The three main categories of software engineering methodologies under investigation are sequential, cyclical, and the WaterSluice.

Definition 23 (Sequential Methodology)   In a sequential software engineering methodology, all steps in the analysis plane are completed first, followed by all steps in the design plane, followed by all steps in the implementation plane, and then followed by all steps in the testing plane.

A more detailed description can be found in Section 3.1. Also see Figure 3.1 on page for a graphical representation of a sequential methodology.

Definition 24 (Cyclical Methodology)   A cyclical software engineering methodology cycles through each phase a few steps at a time until a feasible solution is established.

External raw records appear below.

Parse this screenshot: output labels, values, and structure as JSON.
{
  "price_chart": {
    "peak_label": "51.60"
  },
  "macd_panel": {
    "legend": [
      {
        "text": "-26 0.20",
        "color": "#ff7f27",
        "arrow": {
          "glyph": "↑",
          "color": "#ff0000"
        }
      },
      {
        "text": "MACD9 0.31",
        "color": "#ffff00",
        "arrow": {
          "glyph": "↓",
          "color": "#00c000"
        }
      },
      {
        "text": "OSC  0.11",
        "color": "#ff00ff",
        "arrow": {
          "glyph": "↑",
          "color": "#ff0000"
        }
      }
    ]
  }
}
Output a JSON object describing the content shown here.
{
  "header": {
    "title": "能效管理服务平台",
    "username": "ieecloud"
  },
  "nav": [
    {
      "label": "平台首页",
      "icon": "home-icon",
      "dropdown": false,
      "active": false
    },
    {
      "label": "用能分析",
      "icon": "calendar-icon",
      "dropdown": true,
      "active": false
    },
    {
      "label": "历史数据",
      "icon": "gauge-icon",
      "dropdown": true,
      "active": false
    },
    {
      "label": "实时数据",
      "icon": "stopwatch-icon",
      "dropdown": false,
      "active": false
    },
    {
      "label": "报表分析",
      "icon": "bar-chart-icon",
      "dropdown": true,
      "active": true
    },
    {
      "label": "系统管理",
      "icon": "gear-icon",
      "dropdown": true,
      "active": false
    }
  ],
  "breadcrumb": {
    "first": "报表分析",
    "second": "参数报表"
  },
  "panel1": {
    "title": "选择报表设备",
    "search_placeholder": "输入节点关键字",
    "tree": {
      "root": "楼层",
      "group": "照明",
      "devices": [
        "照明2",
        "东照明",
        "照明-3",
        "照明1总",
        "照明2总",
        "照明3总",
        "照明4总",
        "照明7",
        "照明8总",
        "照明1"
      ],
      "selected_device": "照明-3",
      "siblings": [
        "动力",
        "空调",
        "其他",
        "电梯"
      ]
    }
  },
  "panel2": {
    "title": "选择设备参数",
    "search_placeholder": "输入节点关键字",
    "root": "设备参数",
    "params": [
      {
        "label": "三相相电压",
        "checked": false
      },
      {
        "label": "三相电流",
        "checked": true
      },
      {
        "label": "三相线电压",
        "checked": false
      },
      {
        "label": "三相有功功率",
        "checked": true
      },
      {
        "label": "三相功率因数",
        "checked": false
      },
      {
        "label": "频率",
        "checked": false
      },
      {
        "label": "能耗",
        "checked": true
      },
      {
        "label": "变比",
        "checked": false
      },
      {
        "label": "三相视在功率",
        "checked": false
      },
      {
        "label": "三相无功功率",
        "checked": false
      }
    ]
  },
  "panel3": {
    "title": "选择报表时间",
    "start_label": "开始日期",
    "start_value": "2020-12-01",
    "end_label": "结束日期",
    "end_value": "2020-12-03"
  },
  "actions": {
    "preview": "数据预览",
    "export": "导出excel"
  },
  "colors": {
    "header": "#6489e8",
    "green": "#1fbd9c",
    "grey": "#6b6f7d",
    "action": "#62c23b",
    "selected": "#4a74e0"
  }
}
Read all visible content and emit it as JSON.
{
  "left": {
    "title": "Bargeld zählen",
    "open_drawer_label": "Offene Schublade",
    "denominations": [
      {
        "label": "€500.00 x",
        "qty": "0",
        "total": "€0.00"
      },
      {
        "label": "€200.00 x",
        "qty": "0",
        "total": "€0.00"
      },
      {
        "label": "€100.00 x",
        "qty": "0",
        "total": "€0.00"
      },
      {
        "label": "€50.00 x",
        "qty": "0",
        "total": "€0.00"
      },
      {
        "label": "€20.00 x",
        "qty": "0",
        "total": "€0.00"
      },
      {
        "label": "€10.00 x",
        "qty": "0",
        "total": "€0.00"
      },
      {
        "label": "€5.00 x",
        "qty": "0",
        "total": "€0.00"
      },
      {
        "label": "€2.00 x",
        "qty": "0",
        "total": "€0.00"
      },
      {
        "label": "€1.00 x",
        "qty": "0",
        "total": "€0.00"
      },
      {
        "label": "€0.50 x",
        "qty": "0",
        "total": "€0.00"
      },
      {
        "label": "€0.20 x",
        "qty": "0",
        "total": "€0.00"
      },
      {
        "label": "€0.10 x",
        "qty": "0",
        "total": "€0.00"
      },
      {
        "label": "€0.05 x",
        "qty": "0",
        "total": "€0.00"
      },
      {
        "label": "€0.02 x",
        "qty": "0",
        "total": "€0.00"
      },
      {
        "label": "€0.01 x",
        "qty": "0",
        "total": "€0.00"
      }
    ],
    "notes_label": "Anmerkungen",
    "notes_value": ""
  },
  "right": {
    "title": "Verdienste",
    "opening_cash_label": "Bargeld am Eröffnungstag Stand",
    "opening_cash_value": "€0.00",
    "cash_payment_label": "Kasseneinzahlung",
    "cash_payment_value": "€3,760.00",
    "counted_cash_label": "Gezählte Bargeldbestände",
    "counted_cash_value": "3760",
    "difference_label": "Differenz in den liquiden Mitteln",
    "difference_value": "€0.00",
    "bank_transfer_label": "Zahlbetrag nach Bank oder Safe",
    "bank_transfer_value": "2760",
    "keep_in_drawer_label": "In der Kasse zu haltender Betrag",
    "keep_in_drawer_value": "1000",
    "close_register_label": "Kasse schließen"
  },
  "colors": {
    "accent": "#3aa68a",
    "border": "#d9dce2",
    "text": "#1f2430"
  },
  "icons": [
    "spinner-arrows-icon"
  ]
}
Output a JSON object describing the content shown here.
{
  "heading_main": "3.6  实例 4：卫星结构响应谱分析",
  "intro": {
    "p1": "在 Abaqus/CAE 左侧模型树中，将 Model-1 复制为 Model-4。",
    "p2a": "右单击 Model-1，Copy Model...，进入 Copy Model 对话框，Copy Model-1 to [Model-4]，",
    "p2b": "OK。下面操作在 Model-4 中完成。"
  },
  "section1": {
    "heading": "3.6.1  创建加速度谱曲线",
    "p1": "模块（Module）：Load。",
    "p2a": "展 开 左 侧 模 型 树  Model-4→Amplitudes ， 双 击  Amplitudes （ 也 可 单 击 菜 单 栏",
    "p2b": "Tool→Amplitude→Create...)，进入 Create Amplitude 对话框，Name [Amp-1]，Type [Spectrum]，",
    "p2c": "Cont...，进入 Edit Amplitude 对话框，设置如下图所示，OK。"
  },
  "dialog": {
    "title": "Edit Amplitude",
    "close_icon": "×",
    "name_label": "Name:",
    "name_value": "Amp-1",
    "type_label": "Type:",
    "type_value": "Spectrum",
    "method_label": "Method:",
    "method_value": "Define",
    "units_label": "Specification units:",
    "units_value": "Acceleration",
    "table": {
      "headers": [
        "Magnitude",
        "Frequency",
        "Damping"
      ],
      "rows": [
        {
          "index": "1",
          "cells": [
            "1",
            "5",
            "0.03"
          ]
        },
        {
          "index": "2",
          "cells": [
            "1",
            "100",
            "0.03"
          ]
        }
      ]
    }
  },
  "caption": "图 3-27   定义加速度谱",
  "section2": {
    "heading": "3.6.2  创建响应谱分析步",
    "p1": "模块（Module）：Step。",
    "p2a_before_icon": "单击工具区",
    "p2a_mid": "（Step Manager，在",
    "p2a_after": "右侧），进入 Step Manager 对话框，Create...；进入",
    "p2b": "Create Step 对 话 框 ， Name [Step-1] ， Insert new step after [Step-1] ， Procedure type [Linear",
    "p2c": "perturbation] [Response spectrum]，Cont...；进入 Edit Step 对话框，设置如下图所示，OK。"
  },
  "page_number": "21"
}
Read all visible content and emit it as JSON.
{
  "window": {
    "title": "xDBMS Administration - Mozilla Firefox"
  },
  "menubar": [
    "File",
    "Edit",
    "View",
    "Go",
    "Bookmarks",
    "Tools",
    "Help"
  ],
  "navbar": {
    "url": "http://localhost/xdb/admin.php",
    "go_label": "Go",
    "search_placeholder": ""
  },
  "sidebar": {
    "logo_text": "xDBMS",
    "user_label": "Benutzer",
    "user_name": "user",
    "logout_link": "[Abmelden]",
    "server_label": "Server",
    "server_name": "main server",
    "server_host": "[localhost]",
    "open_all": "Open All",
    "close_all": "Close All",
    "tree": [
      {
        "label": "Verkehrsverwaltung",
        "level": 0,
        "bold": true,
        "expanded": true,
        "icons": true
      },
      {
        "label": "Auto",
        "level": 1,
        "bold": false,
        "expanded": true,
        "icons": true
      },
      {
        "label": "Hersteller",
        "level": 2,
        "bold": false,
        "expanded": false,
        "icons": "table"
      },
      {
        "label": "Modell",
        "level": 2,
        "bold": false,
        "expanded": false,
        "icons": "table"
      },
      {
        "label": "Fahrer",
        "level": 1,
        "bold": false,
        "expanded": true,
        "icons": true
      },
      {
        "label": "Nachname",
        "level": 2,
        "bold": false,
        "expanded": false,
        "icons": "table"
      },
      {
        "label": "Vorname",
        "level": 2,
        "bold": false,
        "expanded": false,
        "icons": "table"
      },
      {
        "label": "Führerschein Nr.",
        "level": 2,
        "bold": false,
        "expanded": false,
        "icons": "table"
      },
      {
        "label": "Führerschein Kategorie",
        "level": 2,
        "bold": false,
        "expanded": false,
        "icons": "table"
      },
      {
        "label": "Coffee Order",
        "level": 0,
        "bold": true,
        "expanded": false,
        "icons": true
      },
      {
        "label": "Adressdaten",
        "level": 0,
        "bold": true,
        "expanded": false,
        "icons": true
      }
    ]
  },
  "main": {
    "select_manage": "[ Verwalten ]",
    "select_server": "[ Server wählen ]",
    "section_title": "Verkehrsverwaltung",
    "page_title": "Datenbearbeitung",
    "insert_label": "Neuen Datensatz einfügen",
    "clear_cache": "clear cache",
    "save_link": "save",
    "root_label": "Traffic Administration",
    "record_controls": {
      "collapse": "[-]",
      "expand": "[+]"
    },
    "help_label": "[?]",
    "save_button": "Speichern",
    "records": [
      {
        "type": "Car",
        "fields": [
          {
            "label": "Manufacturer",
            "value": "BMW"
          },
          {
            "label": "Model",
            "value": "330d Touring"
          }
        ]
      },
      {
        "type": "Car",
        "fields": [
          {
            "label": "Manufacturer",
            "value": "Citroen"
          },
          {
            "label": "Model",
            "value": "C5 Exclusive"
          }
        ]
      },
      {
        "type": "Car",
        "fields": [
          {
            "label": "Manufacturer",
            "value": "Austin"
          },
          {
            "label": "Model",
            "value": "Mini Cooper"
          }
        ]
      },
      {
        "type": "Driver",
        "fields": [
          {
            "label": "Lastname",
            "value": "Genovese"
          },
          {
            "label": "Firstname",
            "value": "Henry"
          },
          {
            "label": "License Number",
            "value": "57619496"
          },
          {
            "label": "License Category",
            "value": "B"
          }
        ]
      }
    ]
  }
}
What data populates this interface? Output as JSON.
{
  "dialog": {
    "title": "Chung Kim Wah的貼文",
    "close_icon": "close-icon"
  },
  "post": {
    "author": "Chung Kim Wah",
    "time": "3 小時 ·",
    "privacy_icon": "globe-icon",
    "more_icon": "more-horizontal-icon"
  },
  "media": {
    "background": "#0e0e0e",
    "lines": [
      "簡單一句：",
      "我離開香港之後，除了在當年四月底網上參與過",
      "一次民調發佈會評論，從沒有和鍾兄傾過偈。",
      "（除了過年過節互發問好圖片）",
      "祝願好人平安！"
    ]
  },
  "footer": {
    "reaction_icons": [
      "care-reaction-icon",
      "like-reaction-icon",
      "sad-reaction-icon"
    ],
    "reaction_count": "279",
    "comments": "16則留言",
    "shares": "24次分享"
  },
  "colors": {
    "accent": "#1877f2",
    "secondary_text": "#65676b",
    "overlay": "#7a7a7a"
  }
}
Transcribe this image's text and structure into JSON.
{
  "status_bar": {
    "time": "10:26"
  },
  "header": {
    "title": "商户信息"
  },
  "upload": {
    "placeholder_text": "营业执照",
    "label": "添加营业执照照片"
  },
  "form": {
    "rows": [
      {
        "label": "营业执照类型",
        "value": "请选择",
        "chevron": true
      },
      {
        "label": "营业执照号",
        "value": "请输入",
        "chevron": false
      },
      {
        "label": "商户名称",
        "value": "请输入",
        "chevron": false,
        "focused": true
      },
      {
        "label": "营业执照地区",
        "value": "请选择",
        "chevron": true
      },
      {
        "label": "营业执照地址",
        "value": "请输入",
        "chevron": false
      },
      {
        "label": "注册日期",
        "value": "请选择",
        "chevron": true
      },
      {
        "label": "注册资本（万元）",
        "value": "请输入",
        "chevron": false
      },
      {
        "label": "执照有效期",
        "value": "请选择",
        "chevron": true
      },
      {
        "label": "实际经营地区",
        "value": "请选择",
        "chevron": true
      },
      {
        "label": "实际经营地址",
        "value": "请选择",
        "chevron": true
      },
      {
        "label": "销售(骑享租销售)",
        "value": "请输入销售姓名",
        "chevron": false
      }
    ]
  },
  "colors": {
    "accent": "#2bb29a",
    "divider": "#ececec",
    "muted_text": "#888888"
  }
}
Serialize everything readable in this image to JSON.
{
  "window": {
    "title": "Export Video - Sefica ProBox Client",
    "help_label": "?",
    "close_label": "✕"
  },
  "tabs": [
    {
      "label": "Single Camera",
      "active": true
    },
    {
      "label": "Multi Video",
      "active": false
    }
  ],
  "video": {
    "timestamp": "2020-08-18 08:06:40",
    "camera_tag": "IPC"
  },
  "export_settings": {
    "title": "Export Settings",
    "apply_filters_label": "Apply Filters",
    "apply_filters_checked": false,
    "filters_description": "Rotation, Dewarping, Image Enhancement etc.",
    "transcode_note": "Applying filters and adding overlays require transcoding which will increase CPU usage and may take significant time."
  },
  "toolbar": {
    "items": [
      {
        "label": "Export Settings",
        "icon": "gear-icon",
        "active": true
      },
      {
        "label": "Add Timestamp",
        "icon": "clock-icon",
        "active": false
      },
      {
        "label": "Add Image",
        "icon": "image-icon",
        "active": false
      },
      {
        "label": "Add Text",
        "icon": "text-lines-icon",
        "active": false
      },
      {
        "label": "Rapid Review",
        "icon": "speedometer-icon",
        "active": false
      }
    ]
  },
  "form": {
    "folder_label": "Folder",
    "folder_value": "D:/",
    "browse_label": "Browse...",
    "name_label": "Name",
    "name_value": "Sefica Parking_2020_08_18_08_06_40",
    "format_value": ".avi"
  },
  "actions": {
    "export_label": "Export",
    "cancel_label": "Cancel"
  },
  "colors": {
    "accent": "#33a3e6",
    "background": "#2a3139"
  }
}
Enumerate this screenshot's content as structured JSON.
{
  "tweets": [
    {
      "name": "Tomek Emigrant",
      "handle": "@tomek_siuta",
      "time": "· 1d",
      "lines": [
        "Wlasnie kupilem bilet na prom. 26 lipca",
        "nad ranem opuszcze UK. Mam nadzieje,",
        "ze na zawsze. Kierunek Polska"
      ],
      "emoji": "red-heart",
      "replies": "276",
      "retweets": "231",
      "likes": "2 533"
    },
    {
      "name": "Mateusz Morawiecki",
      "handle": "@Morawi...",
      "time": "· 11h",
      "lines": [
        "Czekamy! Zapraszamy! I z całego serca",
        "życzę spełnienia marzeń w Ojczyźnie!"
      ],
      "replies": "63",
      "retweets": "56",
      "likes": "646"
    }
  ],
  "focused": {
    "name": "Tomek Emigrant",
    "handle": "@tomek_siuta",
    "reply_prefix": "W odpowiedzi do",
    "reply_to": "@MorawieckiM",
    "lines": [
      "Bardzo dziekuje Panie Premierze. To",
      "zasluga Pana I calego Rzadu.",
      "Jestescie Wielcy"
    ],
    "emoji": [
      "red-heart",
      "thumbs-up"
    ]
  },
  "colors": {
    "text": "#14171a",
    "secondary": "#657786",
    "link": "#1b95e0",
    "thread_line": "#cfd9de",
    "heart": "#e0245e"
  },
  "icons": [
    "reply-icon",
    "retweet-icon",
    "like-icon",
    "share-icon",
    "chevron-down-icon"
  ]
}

Simply, a cyclical software engineering methodology iterates over the processes of think a little, plan a little, implement a little, then test a little. Finer and finer details are generated as the cyclical software engineering methodology progresses. Finally, after several iterations, the system is completed.

A more detailed description can be found in Section 3.2. Also see Figure 3.2 on page for a graphical representation of a cyclical methodology.

Definition 25 (WaterSluice)   The WaterSluice combines the steady progression of the sequential software engineering methodology with the iterative nature of the cyclical software engineering methodology while adding priority. Non-monotonic conflicts are handled by change order control.

The WaterSluice software engineering methodology separates the important aspects from the less important and concentrates on solving them first. As the process continues, finer and finer details are refined until the product is released.

A more detailed description can be found in Section 3.3.1. Also see Figure 3.4 on page for a graphical representation of the WaterSluice methodology.

Next: Towards the Definition of Up: Definitions Previous: Towards the Definition of
Ronald LeRoi Burback
1998-12-14